Find out how many lines in the records have the string "FANS" in them, and state only that number.
___ WORKING DATA ___
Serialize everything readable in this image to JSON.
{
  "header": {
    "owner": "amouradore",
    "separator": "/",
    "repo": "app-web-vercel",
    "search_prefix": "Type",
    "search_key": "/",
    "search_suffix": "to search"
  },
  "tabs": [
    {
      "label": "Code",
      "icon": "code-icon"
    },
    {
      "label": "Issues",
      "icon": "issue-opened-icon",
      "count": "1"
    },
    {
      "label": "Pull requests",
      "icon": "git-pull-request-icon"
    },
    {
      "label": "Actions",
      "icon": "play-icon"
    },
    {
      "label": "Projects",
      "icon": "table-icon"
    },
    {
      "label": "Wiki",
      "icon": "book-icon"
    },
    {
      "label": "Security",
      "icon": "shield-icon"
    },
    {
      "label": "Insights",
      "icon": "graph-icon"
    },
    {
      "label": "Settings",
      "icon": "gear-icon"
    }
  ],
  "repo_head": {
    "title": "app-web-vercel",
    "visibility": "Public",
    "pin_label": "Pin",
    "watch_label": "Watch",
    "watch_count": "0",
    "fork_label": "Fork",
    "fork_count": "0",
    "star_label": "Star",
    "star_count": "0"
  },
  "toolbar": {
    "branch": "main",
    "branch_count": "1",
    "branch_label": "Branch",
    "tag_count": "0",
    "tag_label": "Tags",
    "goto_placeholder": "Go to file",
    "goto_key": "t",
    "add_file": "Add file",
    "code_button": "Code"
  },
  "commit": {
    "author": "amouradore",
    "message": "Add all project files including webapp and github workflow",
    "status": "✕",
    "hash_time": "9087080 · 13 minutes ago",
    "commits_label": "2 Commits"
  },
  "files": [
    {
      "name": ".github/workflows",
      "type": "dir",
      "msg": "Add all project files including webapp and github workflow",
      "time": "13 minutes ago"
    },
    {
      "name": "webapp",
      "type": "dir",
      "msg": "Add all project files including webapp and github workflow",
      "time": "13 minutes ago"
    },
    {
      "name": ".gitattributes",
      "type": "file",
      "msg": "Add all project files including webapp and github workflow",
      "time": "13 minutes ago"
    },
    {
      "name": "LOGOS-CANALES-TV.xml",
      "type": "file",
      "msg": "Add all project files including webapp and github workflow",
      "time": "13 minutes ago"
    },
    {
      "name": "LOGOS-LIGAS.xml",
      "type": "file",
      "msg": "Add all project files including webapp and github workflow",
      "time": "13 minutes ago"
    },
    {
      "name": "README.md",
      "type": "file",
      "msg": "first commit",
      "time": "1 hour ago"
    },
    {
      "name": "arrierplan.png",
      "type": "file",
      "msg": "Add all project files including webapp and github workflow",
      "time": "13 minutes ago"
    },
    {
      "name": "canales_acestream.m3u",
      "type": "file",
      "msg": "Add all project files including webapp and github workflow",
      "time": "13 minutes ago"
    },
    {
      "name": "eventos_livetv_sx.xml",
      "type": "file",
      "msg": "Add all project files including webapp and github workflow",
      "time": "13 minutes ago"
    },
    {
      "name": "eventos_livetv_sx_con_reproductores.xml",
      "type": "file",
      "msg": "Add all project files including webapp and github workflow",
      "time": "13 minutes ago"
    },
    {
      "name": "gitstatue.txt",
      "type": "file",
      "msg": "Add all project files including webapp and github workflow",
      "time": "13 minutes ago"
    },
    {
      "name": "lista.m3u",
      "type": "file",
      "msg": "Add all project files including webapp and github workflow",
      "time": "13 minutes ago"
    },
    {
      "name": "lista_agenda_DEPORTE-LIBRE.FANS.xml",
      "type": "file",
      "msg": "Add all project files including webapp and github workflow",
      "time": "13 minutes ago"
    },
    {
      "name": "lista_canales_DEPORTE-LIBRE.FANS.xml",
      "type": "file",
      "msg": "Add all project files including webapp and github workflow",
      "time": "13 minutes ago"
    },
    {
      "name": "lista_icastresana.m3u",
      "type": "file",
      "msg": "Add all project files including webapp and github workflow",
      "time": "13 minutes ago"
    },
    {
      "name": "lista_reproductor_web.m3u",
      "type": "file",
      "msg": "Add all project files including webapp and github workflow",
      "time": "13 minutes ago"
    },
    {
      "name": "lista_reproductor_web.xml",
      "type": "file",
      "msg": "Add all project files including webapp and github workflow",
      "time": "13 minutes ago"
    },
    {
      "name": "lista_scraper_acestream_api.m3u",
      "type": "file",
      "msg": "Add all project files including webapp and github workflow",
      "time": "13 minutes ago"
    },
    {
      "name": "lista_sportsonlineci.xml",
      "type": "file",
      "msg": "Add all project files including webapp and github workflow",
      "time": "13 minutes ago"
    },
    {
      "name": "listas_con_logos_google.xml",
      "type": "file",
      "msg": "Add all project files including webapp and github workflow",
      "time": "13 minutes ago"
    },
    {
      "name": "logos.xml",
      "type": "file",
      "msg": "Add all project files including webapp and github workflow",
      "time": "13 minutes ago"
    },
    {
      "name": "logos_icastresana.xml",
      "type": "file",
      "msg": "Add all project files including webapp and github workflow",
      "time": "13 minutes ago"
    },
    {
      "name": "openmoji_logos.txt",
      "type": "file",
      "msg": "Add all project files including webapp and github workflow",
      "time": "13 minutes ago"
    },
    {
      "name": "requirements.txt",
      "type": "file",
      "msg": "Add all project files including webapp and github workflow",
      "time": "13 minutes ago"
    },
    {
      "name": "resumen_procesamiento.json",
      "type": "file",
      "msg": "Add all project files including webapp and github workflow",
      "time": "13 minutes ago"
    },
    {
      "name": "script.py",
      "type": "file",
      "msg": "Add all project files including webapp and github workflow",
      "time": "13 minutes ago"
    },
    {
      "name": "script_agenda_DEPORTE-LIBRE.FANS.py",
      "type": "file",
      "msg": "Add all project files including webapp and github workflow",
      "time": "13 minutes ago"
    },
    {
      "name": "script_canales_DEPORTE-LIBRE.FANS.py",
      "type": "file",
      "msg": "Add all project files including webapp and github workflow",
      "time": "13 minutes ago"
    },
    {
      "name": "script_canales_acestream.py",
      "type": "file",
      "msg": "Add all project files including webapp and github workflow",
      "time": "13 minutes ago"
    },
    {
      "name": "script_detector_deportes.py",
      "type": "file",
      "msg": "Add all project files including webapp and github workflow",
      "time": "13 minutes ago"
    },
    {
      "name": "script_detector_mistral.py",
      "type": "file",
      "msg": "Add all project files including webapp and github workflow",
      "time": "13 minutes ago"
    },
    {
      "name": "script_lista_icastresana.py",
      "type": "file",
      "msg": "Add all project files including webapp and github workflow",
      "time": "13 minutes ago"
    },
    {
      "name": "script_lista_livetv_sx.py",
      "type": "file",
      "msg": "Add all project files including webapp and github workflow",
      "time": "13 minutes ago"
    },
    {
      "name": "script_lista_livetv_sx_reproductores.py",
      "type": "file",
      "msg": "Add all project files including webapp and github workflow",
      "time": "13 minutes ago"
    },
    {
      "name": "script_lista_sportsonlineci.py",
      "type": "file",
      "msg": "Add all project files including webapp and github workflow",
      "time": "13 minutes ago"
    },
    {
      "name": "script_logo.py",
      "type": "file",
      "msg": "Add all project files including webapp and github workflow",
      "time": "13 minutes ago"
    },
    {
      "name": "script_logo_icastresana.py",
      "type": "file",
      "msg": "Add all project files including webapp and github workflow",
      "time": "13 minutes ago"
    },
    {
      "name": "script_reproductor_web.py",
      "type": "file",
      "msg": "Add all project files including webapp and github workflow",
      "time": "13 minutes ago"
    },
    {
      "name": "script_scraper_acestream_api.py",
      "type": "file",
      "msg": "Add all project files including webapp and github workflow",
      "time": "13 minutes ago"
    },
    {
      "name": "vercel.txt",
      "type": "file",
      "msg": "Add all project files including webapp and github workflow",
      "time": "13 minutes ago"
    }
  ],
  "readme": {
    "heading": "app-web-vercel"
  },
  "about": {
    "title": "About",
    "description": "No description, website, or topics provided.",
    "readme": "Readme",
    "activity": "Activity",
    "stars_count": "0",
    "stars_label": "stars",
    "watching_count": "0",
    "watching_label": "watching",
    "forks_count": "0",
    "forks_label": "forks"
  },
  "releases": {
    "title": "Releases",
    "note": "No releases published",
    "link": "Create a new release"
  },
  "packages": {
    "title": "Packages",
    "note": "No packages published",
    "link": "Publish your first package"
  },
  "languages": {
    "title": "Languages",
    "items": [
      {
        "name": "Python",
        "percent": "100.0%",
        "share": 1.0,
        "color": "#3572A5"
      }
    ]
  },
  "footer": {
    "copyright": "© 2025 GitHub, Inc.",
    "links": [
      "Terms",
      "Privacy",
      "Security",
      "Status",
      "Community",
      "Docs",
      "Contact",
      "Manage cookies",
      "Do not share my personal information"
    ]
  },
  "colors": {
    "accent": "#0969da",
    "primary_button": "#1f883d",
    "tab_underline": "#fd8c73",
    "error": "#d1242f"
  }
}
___
SOLUTION FOR THIS EXERCISE: 4